[What the task requires] State the number of lines in these records that include the word "wallpapers", and add nothing to it.

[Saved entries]
#####
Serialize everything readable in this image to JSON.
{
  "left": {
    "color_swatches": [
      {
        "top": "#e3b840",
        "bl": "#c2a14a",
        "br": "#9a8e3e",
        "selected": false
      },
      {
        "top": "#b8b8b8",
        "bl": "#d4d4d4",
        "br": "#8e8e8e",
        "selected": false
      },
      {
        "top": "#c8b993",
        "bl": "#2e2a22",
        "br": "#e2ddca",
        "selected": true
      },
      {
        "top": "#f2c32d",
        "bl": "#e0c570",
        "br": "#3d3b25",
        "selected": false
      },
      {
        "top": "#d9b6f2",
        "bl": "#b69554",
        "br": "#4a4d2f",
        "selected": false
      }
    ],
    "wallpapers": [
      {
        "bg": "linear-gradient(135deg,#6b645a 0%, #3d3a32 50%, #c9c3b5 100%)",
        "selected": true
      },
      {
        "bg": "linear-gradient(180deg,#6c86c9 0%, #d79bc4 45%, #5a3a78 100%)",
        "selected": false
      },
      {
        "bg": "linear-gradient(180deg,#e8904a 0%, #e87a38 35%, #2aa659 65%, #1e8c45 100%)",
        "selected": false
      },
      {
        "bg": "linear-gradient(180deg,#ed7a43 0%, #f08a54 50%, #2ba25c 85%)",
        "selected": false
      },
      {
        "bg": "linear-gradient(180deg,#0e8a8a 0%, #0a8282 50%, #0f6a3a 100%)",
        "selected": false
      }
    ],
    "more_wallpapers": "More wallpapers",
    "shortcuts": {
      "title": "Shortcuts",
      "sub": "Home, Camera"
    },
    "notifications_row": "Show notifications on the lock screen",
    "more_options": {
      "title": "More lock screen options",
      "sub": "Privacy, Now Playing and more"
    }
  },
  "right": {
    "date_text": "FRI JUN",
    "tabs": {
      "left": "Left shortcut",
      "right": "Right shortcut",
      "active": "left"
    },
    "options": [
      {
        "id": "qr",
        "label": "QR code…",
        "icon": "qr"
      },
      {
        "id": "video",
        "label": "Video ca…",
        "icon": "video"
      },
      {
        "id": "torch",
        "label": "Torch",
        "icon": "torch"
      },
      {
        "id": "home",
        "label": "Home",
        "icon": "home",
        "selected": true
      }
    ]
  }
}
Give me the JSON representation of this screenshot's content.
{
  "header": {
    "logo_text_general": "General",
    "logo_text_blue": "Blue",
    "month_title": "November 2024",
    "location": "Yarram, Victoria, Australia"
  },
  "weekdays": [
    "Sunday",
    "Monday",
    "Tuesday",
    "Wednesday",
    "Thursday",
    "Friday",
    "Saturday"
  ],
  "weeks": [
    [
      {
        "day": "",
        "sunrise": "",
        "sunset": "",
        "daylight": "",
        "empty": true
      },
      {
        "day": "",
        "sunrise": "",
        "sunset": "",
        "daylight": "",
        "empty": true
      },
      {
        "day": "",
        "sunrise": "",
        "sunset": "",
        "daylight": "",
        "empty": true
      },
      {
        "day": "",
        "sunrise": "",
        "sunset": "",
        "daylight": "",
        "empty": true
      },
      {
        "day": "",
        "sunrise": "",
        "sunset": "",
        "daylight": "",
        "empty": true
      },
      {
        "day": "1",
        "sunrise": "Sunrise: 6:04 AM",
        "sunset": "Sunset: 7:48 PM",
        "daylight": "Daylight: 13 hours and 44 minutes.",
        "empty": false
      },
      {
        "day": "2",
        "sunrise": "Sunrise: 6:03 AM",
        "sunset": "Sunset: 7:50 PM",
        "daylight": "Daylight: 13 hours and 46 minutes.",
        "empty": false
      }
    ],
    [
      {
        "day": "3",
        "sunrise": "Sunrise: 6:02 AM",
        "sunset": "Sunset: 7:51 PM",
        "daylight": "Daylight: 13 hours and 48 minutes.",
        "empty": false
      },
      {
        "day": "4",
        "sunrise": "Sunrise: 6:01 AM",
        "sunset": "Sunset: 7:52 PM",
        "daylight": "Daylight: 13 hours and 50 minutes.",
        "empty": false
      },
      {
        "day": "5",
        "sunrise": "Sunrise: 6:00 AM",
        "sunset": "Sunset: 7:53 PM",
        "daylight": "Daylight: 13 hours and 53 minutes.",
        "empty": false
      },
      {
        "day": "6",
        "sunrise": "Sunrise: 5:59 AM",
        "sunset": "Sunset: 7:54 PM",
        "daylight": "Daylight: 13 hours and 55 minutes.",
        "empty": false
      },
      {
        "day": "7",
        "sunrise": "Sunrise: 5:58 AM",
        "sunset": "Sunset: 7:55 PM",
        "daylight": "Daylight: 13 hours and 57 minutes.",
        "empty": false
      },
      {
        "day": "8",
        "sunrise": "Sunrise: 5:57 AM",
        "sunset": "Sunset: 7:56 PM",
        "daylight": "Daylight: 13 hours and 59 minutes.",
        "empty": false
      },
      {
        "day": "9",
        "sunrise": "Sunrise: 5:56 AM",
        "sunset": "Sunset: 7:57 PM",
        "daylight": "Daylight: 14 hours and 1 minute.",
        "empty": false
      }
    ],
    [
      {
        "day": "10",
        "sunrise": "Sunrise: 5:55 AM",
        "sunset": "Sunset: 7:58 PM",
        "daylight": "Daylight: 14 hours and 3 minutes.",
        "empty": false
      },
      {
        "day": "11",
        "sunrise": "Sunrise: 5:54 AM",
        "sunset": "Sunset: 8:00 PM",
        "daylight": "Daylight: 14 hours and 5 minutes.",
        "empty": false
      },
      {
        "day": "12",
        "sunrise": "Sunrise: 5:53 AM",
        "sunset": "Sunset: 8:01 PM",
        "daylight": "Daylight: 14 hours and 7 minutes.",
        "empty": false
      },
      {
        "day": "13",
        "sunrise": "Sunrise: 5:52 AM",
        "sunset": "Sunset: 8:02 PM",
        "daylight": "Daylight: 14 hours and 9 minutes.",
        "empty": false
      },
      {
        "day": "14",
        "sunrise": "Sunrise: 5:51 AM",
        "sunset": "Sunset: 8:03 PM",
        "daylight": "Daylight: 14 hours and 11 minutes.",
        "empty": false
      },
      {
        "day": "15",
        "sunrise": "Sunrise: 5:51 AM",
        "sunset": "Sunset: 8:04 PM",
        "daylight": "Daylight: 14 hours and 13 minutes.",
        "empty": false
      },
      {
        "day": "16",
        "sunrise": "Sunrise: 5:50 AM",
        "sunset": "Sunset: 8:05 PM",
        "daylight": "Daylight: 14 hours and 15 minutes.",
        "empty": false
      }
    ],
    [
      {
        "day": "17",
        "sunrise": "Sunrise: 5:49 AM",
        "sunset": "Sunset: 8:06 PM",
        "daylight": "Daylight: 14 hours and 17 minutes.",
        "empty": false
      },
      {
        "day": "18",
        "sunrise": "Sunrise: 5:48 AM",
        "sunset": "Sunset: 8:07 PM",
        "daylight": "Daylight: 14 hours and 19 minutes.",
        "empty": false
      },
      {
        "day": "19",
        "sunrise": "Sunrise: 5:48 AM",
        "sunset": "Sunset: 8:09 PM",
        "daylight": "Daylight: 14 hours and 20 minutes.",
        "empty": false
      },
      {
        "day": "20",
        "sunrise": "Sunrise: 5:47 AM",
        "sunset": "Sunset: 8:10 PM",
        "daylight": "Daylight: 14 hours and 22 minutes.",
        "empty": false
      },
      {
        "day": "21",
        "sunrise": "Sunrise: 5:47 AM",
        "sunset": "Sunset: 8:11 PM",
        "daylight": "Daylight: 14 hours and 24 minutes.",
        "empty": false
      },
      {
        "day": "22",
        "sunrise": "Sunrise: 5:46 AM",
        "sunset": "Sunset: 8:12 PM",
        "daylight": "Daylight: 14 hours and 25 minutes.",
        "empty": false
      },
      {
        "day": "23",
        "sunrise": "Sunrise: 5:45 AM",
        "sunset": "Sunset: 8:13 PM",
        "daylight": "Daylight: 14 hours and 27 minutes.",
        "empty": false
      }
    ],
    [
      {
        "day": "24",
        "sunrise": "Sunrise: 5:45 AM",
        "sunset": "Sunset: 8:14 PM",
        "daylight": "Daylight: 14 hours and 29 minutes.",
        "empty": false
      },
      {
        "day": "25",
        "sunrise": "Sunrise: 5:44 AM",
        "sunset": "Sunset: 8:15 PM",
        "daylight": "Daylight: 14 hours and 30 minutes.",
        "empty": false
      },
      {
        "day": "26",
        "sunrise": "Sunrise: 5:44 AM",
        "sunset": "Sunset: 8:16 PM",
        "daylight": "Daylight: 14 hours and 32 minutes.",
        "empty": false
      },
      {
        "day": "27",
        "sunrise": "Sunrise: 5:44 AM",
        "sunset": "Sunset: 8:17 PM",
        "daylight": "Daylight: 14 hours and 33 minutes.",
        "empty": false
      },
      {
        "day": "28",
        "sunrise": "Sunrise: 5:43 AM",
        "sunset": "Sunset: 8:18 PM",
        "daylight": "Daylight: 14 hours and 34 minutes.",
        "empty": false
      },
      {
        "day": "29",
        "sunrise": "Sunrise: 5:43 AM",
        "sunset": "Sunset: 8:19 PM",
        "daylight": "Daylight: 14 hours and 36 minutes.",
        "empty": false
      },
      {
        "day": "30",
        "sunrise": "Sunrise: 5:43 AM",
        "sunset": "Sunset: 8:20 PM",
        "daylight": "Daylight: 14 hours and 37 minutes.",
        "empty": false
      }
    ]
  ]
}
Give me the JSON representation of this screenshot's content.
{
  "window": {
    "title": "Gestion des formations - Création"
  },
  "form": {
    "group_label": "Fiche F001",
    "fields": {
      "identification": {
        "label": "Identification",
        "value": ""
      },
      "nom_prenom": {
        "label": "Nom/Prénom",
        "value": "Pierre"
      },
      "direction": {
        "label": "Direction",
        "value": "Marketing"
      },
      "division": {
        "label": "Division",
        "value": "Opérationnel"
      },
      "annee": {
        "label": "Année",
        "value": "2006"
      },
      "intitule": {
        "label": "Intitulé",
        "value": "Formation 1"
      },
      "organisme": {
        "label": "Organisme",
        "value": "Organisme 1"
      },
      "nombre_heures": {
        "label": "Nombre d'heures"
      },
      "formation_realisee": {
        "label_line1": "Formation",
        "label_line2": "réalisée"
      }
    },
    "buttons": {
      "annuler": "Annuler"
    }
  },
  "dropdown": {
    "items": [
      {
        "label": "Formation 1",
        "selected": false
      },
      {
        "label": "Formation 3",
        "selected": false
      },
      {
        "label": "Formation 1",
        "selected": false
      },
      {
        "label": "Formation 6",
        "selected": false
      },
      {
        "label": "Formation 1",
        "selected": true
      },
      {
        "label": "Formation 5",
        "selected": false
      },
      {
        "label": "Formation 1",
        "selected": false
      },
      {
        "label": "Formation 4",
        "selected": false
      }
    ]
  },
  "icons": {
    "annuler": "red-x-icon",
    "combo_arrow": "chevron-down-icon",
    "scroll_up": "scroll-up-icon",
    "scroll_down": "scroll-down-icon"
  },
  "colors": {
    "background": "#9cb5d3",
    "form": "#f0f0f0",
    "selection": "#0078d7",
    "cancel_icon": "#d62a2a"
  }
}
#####
[Solution for this exercise] 2